The news has stopped for a few minutes, maybe I can wedge in a little overcooked musing on something or other... shall I give it a go?
I've recently been faced with an interesting creative challenge. With my interest in creating straightforward pop waning, I seem to spend a lot more time making experimental ambient music. Now, this is a strand of my musical diet that has always been there (since about the time I bought my first delay unit in high school), but has rarely bubbled to the surface, since it seemed tantamount to musical self-abuse - sure I have fun doing it, but does anyone really want to hear it?
The principal stumbling block is that in a mindset where repeatability is a key - i.e., it's no good unless you can repeat the process and get the same result... scientific musicality, in essence - an activity in which rolling around in sound, largely improvised, and unique to that performance seems somehow, well... false. Not bad, but not "real", whatever that entails.
But that was my own hang-up. In a world where recording exists, and in a medium (experimental music) where the recording and sonic manipulation is a given factor in the end result, it just doesn't matter... you only have to be able to do it right once. And sometimes, not even that, thanks to multitrack recording. Suddenly, the idea of it being a necessary factor to be able to play the same part the same way every time seems not outdated - after all, I still love pop music - BUT more than anything, it seems quaint. Suddenly, I'm working in a different field, with a different set of rules than before, and I'm finding that these rules offer a freedom of form that leads to new avenues of creativity.
The most interesting of which is that this inclination to experimental improvisation has been bubbling under for years. In 2004, we made the first Shake EP. It was intentionally primitive garage rock, inspired by the Oblivians, Cheater Slicks, et al. Only one of the songs was "written" before the recording session, and that was only in the most basic form, as it was only two different two-note riffs over a thumpy beat. The point was that between getting home and going to bed, the goal was to create, and then have the creation exist as a separate entity, outside my head, before the day was through. That forced creativity can create some excellent accidents, and is freeing in that there's a certain sense that it doesn't matter what the end result IS, simply that there is an end result, a product created for whatever purpose. In my mind, that physical end result of spontaneous creativity, whether subjectively good or bad (I had a metalhead plumber friend who LOVED the Instant Record EP and garage rocker friends who hated it), is the key to the whole thing, and the reason to even do it in the first place. What matters is that there is now a thing that wasn't. That didn't exist before you created it. And if one keeps doing it, one gets better.

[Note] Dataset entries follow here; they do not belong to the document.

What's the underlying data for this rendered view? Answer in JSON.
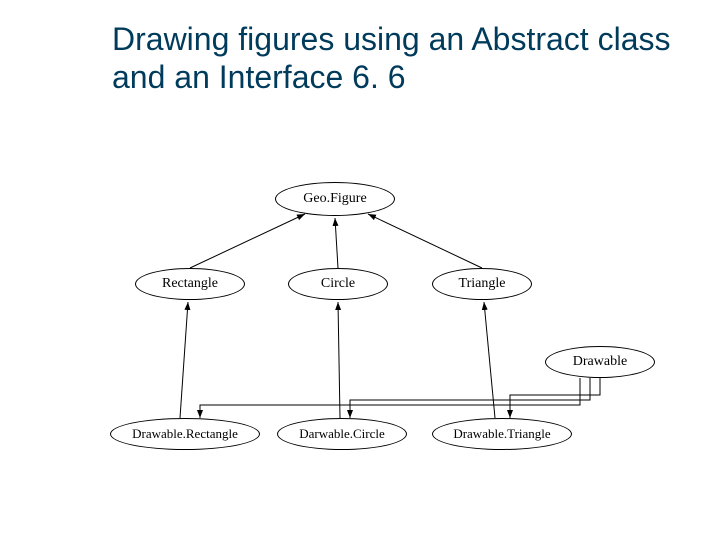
{
  "title": "Drawing figures using an Abstract class and an Interface 6. 6",
  "nodes": {
    "geofigure": "Geo.Figure",
    "rectangle": "Rectangle",
    "circle": "Circle",
    "triangle": "Triangle",
    "drawable": "Drawable",
    "drawable_rectangle": "Drawable.Rectangle",
    "darwable_circle": "Darwable.Circle",
    "drawable_triangle": "Drawable.Triangle"
  }
}
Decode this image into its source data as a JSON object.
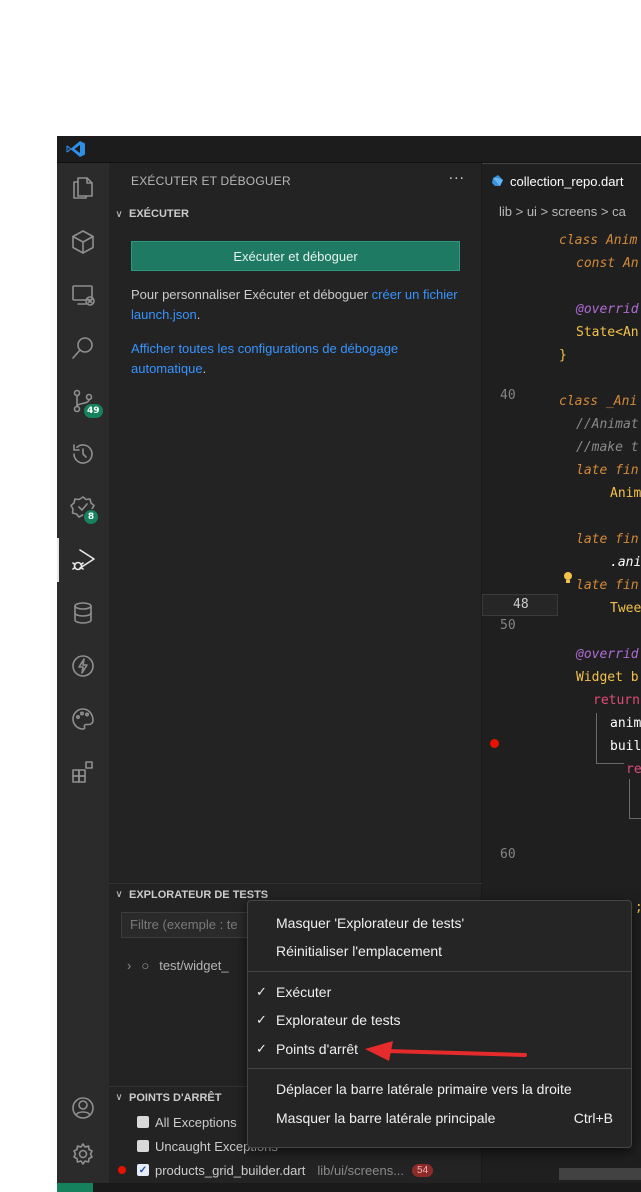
{
  "sidebar": {
    "title": "EXÉCUTER ET DÉBOGUER",
    "more": "···",
    "run_section": {
      "header": "EXÉCUTER",
      "button": "Exécuter et déboguer",
      "text1_prefix": "Pour personnaliser Exécuter et déboguer ",
      "text1_link": "créer un fichier launch.json",
      "text1_suffix": ".",
      "link2": "Afficher toutes les configurations de débogage automatique",
      "link2_suffix": "."
    },
    "tests_section": {
      "header": "EXPLORATEUR DE TESTS",
      "filter_placeholder": "Filtre (exemple : te",
      "item": "test/widget_"
    },
    "breakpoints_section": {
      "header": "POINTS D'ARRÊT",
      "items": [
        {
          "label": "All Exceptions",
          "checked": false
        },
        {
          "label": "Uncaught Exceptions",
          "checked": false
        },
        {
          "label": "products_grid_builder.dart",
          "checked": true,
          "path": "lib/ui/screens...",
          "count": "54"
        }
      ]
    }
  },
  "activity": {
    "scm_badge": "49",
    "testing_badge": "8"
  },
  "editor": {
    "tab": "collection_repo.dart",
    "breadcrumb": "lib > ui > screens > ca",
    "line_numbers": [
      "40",
      "48",
      "50",
      "60"
    ],
    "code": [
      "class Anim",
      "const An",
      "@overrid",
      "State<An",
      "}",
      "class _Ani",
      "//Animat",
      "//make t",
      "late fin",
      "Anim",
      "late fin",
      ".ani",
      "late fin",
      "Twee",
      "@overrid",
      "Widget b",
      "return",
      "anim",
      "buil",
      "re",
      ");"
    ]
  },
  "context_menu": {
    "items": [
      {
        "label": "Masquer 'Explorateur de tests'",
        "check": ""
      },
      {
        "label": "Réinitialiser l'emplacement",
        "check": ""
      },
      {
        "label": "Exécuter",
        "check": "✓"
      },
      {
        "label": "Explorateur de tests",
        "check": "✓"
      },
      {
        "label": "Points d'arrêt",
        "check": "✓"
      },
      {
        "label": "Déplacer la barre latérale primaire vers la droite",
        "check": ""
      },
      {
        "label": "Masquer la barre latérale principale",
        "check": "",
        "shortcut": "Ctrl+B"
      }
    ]
  },
  "colors": {
    "accent_button": "#1f7a64",
    "badge": "#16825d",
    "link": "#3794ff",
    "breakpoint": "#e51400",
    "arrow": "#e52b2b"
  }
}
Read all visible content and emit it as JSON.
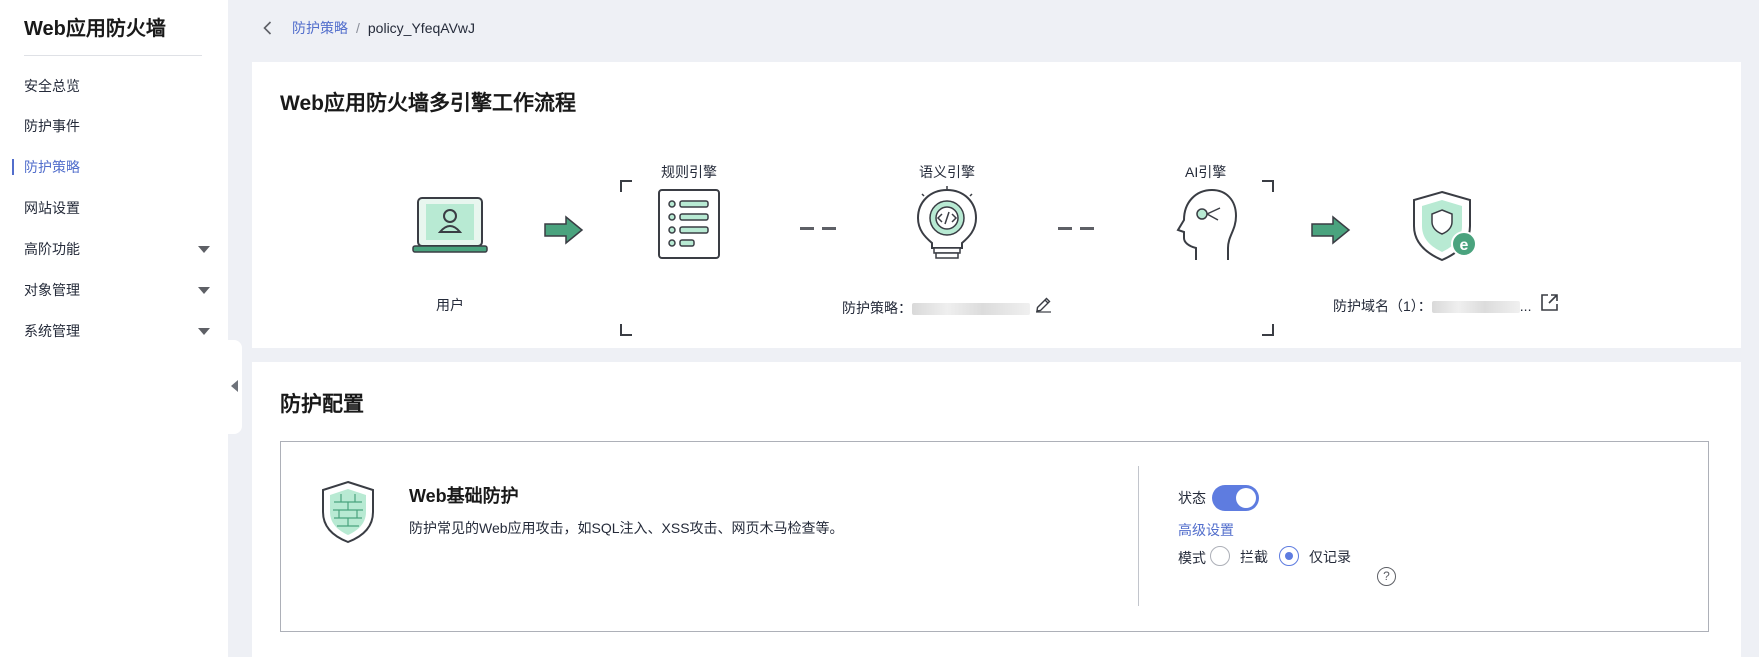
{
  "sidebar": {
    "title": "Web应用防火墙",
    "items": [
      {
        "label": "安全总览"
      },
      {
        "label": "防护事件"
      },
      {
        "label": "防护策略"
      },
      {
        "label": "网站设置"
      },
      {
        "label": "高阶功能"
      },
      {
        "label": "对象管理"
      },
      {
        "label": "系统管理"
      }
    ]
  },
  "breadcrumb": {
    "parent": "防护策略",
    "separator": "/",
    "current": "policy_YfeqAVwJ"
  },
  "workflow": {
    "title": "Web应用防火墙多引擎工作流程",
    "user_label": "用户",
    "rule_engine": "规则引擎",
    "semantic_engine": "语义引擎",
    "ai_engine": "AI引擎",
    "policy_label": "防护策略：",
    "domain_label": "防护域名（1）：",
    "domain_ellipsis": "..."
  },
  "config": {
    "title": "防护配置",
    "module_title": "Web基础防护",
    "module_desc": "防护常见的Web应用攻击，如SQL注入、XSS攻击、网页木马检查等。",
    "status_label": "状态",
    "status_on": true,
    "advanced_link": "高级设置",
    "mode_label": "模式",
    "mode_block": "拦截",
    "mode_log": "仅记录",
    "mode_selected": "仅记录",
    "help_symbol": "?"
  },
  "colors": {
    "accent": "#526ecc",
    "toggle": "#5e7ce0",
    "green": "#4aa37e",
    "mint": "#b8ead3"
  }
}
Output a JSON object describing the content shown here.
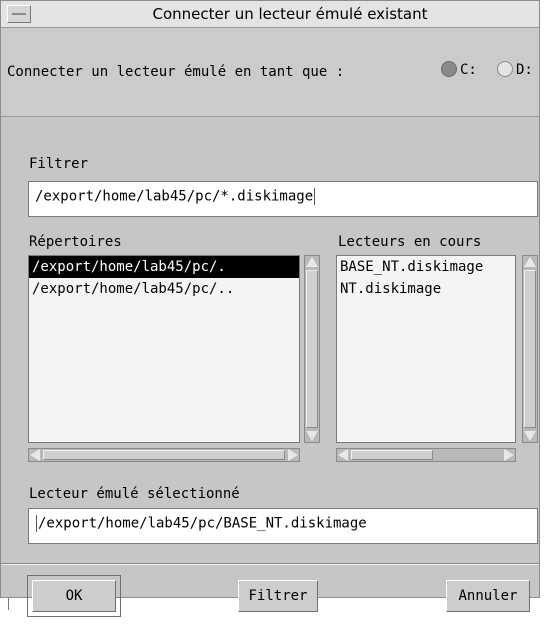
{
  "dialog": {
    "title": "Connecter un lecteur émulé existant",
    "connect_label": "Connecter un lecteur émulé en tant que :",
    "drive_options": [
      {
        "label": "C:",
        "selected": true
      },
      {
        "label": "D:",
        "selected": false
      }
    ],
    "filter": {
      "label": "Filtrer",
      "value": "/export/home/lab45/pc/*.diskimage"
    },
    "directories": {
      "label": "Répertoires",
      "items": [
        "/export/home/lab45/pc/.",
        "/export/home/lab45/pc/.."
      ],
      "selected_index": 0
    },
    "current_drives": {
      "label": "Lecteurs en cours",
      "items": [
        "BASE_NT.diskimage",
        "NT.diskimage"
      ]
    },
    "selection": {
      "label": "Lecteur émulé sélectionné",
      "value": "/export/home/lab45/pc/BASE_NT.diskimage"
    },
    "buttons": {
      "ok": "OK",
      "filter": "Filtrer",
      "cancel": "Annuler"
    }
  },
  "colors": {
    "dialog_bg": "#c6c6c6",
    "selection_bg": "#000000",
    "selection_fg": "#ffffff"
  }
}
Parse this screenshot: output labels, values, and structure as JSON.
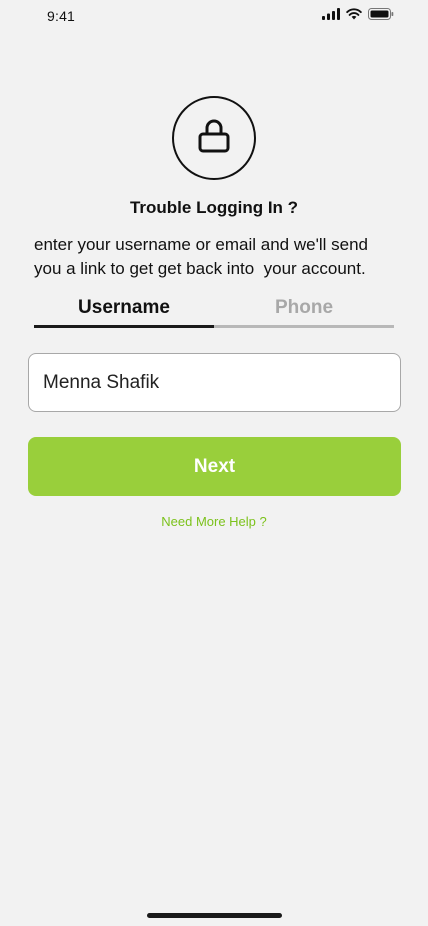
{
  "status_bar": {
    "time": "9:41",
    "icons": [
      "signal-icon",
      "wifi-icon",
      "battery-icon"
    ]
  },
  "header": {
    "icon": "lock-icon",
    "title": "Trouble Logging In ?",
    "description": "enter your username or email and we'll send\nyou a link to get get back into  your account."
  },
  "tabs": [
    {
      "label": "Username",
      "active": true
    },
    {
      "label": "Phone",
      "active": false
    }
  ],
  "form": {
    "username_value": "Menna Shafik",
    "next_label": "Next"
  },
  "help": {
    "label": "Need More Help ?"
  },
  "colors": {
    "background": "#f2f2f2",
    "accent": "#99cf3b",
    "link": "#7cc21c",
    "inactive_tab": "#a8a8a8"
  }
}
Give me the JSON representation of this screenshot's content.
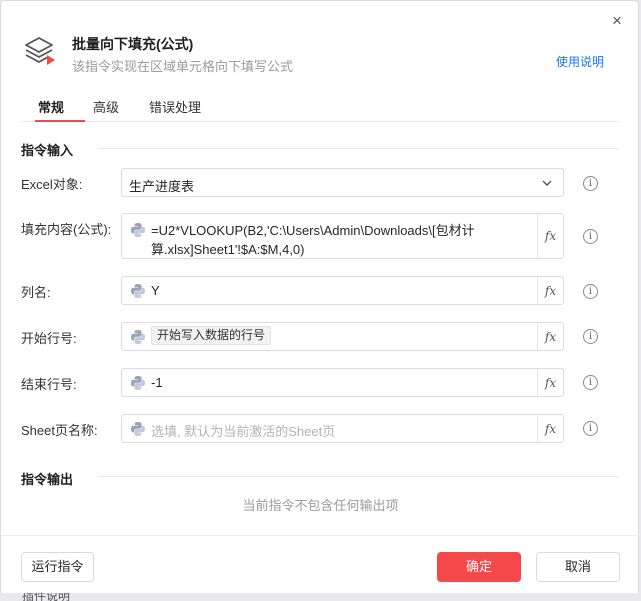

Naturally, there are some hidden clauses in that freedom - i.e., I'll respect your right to make something like that, but there's a "minimum competency level" that my aging ears have begun policing. However, that level is still pretty low. I'm willing to listen to just about anything if that spark of mad creativity is there, even if the result is (and it usually is) less-than-aurally-pleasing. Of course, I don't want to make music that sounds shitty, but again, if that spark, that audible drive to push somewhere new is present, a bum note seems like a lot less of a problem and a lot more like a byproduct of improvisation and spontaneous creativity.
So now, I'm faced with a dilemma. I've come to terms with the fact that I have a limited audience... embraced it, even. Granted, I'd like my friends, whose opinions I respect, to LIKE it, but it's not necessary. Do I keep going down a road where I'm making music that pleases me with the sole intention of creation of an artifact and the enjoyment of making it? Or do I declare that art is invalid without an audience, and perhaps attempt to focus the energy on something more appealing to a wider group, thereby increasing my chances of this so-called "art" (blech) reaching a larger crowd?
The answer, of course, is the former. It doesn't matter whether or not anyone will hear (or if they do, care for) the music, it matters that this is a piece of something that wasn't there before. Sure, it might not be appealing, but it is an honest, true-to-life of a creative endeavor. It isn't forced, it isn't striving to fit a pre-determined style (it's not like I'm doing anything innovative, but I have no particular influences beyond "they play droning, heavily-effected guitars in a repetitive manner". There are a wondrous number of groups and players that have experimented with feedback and modulation. This is just another one. But the "keep doing it and get better" mantra fails me a bit when it comes to something this inherently structure-light. Without the classical pop format, the rules for whether or not something is good or bad get much more blurred. Right now, when I listen to the free-er end of avant/ambient/psychedelic music, my primary scale is "Is it boring?" That's not a lot of pressure to perfect a style, to be sure. But what if there were JUST enough pressure to keep things moving forward on a practical level, in a resolutely static style of expression? With a certain amount of pressure from a deadline, that's how. A deadline for a record series. One per month... a single at worst, and an EP at best. Some will be better than others, some will be worse than most of them. But they will be, and they will each have something appealing about them.
So please, in addition to Shake, welcome The Spirit Three into the world.
[And no, the name actually has nothing to do with Spiritualized and Spacemen 3... that's just a happy coincidence. You get an EP named after you if you're the first person to comment and say where the name comes from.]